On December 20, 1919, under the heading “Scientists as Spies,” The Nation published a letter by Franz Boas, the father of academic anthropology in America. Boas charged that four American anthropologists, whom he did not name, had abused their professional research positions by conducting espionage in Central America during the First World War. Boas strongly condemned their actions, writing that they had “prostituted science by using it as a cover for their activities as spies.” Anthropologists spying for their country severely betrayed their science and damaged the credibility of all anthropological research, Boas wrote; a scientist who uses his research as a cover for political spying forfeits the right to be classified as a scientist.
The most significant reaction to this letter occurred ten days later at the annual meeting of the American Anthropological Association (AAA), when the association’s governing council voted to censure Boas, effectively removing him from the council and pressuring him to resign from the national research council. Three out of four of the accused spies (their names, we now know, were Samuel Lothrop, Sylvanus Morley and Herbert Spinden) voted for censure; the fourth (John Mason) did not. Later Mason wrote Boas an apologetic letter explaining that he’d spied out of a sense of patriotic duty.
A variety of extraneous factors contributed to Boas’s censure (chief among these being institutional rivalries, personal differences and possibly anti-Semitism). The AAA’s governing council was concerned less about the accuracy of his charges than about the possibility that publicizing them might endanger the ability of others to undertake fieldwork. It accused him of “abuse” of his professional position for political ends.
In 1919 American anthropology avoided facing the ethical questions Boas raised about anthropologists’ using their work as a cover for spying. And it has refused to face them ever since. The AAA’s current code of ethics contains no specific prohibitions concerning espionage or secretive research. Some of the same anthropologists who spied during World War I did so in the next war. During the early cold war Ruth Benedict and lesser-known colleagues worked for the RAND corporation and the Office of Naval Research. In the Vietnam War, anthropologists worked on projects with strategic military applications.
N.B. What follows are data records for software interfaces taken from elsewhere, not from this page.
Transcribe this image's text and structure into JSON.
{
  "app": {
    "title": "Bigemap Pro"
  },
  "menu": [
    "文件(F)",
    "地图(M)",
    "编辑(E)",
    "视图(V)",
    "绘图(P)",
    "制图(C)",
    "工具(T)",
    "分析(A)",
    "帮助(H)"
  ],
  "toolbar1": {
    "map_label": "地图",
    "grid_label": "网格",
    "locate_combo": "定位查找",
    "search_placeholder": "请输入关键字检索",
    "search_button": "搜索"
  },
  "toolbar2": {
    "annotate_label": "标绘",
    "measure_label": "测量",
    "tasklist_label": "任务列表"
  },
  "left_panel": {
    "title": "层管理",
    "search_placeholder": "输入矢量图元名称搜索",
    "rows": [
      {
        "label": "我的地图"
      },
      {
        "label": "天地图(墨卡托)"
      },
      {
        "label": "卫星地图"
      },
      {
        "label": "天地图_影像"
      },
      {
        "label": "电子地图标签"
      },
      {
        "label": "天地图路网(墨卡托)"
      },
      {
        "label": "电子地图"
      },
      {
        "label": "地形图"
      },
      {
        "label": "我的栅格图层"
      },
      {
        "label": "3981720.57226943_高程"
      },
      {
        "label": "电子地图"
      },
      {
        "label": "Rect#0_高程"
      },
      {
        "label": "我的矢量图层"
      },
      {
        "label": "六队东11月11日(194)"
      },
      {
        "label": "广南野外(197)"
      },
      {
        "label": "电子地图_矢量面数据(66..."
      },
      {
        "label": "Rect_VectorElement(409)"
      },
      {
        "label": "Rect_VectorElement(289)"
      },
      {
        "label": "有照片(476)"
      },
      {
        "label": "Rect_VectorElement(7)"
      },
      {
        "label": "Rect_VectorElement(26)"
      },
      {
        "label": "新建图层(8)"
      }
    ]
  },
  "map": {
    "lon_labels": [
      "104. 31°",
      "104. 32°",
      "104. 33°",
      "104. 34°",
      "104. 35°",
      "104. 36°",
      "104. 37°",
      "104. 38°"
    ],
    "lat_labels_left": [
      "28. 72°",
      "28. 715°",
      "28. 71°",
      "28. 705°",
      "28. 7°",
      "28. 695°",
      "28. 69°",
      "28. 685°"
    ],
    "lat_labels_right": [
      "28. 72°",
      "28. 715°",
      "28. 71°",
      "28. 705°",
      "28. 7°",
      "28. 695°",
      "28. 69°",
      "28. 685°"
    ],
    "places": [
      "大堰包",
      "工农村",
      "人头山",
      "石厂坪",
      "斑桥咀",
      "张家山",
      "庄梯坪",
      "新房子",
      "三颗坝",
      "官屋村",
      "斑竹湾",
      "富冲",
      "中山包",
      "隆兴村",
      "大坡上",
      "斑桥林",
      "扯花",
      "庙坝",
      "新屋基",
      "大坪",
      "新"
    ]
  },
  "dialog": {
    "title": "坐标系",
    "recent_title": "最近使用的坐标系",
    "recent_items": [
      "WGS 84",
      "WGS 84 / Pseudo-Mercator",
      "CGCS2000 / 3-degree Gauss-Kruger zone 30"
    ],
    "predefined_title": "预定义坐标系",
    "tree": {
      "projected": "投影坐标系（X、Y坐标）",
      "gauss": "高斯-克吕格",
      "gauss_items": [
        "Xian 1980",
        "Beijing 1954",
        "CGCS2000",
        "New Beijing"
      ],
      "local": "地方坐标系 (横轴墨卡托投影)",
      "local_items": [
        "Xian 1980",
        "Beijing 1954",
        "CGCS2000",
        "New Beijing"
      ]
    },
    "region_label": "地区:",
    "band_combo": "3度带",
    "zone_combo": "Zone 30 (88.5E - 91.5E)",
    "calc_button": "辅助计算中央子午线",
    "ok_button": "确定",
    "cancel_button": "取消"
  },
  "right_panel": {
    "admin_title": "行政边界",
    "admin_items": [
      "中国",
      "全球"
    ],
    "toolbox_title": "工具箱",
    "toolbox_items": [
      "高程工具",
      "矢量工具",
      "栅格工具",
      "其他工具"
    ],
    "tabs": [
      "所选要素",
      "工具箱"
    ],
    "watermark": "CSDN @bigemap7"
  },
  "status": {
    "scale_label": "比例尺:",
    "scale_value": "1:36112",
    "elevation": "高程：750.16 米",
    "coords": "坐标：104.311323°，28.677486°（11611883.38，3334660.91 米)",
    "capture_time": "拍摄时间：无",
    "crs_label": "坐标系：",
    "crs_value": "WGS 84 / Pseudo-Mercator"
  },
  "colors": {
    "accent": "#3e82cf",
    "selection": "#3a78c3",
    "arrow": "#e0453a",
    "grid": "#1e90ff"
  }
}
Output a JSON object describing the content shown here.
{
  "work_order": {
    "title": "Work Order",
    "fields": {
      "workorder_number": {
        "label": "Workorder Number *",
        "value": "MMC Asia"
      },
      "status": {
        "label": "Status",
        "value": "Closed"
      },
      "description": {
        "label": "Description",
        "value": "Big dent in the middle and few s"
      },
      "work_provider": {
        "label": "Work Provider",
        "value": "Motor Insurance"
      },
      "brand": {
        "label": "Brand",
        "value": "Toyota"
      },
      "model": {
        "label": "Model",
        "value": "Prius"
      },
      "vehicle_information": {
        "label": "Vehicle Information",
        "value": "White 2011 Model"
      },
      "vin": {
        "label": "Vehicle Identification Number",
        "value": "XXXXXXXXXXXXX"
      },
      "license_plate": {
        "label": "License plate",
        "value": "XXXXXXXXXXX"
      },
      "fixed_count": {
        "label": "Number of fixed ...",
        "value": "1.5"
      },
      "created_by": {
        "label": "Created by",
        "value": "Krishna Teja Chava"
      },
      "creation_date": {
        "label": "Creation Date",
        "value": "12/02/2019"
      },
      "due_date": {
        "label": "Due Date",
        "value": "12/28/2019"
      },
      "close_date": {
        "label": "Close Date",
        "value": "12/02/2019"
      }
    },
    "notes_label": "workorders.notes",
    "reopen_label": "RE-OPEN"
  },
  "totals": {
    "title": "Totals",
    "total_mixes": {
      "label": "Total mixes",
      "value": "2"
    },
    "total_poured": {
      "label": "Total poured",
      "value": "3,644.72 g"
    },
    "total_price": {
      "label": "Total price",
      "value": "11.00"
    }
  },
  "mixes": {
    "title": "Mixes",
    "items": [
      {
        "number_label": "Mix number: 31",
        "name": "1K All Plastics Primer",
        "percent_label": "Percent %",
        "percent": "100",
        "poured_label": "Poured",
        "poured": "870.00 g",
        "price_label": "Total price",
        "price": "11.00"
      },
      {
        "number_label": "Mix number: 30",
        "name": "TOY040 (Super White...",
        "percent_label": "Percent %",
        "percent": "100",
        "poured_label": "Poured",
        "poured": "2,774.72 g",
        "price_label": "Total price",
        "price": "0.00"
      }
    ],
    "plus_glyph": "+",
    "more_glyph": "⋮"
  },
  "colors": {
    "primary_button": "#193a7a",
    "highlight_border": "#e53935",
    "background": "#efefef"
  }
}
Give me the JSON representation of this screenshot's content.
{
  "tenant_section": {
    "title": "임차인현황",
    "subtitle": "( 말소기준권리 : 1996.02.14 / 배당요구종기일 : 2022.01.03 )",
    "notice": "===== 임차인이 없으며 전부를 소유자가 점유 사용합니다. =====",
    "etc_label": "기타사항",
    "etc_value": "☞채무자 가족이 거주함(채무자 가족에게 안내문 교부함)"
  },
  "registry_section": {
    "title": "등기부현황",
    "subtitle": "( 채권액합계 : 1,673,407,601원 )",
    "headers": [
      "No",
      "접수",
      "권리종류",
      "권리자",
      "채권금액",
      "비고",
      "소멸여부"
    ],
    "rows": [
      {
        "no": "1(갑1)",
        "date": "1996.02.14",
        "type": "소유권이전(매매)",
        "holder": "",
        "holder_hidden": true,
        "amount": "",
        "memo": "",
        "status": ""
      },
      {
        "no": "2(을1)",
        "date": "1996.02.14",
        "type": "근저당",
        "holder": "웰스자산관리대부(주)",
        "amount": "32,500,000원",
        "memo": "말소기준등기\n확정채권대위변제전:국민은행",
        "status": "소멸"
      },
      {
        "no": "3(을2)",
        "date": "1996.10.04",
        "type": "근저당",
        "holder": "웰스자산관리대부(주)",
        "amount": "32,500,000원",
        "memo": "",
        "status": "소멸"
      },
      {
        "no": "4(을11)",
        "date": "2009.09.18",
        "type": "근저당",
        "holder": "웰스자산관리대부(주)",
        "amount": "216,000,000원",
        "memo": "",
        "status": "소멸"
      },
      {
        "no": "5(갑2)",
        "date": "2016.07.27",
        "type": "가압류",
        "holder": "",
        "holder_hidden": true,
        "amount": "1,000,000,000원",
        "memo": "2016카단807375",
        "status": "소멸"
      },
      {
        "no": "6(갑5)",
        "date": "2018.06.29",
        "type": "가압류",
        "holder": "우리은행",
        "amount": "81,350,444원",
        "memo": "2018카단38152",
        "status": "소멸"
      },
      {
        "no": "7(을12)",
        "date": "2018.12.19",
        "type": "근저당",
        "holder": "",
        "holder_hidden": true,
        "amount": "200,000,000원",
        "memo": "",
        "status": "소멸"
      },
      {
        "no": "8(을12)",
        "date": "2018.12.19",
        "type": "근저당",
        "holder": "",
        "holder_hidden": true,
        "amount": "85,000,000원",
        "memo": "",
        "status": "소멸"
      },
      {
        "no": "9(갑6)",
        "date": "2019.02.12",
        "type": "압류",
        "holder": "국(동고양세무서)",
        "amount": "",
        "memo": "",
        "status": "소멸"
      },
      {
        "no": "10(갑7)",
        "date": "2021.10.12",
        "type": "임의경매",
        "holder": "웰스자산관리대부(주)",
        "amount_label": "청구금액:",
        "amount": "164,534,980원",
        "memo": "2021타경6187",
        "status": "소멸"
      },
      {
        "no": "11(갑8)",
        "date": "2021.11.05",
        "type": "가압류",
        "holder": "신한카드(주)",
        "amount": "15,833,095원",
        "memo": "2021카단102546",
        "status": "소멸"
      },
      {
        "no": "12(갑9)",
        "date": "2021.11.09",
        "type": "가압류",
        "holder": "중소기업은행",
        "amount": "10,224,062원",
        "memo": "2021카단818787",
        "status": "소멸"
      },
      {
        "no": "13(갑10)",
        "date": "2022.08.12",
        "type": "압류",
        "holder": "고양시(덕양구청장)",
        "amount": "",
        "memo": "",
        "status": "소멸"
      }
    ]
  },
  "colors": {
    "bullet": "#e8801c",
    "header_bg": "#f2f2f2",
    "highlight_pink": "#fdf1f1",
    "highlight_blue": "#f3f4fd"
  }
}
Until recently there was little investigation of either the veracity of Boas’s accusation in 1919 or the ethical strength of his complaint. But FBI documents released to me under the Freedom of Information Act shed new light on both of these issues.
The FBI produced 280 pages of documents pertaining to one of the individuals Boas accused–the Harvard archeologist Samuel Lothrop. Lothrop’s FBI file establishes that during World War I he indeed spied for Naval Intelligence, performing “highly commendable” work in the Caribbean until “his identity as an Agent of Naval Intelligence became known.” What is more, World War II saw him back in harness, serving in the Special Intelligence Service (SIS), which J. Edgar Hoover created within the FBI to undertake and coordinate all intelligence activity in Central and South America. During the war the SIS stationed approximately 350 agents throughout South America, where they collected intelligence, subverted Axis networks and at times assisted in the interruption of the flow of raw materials from Axis sources. Lothrop was stationed in Lima, Peru, where he monitored imports, exports and political developments. To maintain his cover he pretended to undertake archeological investigations.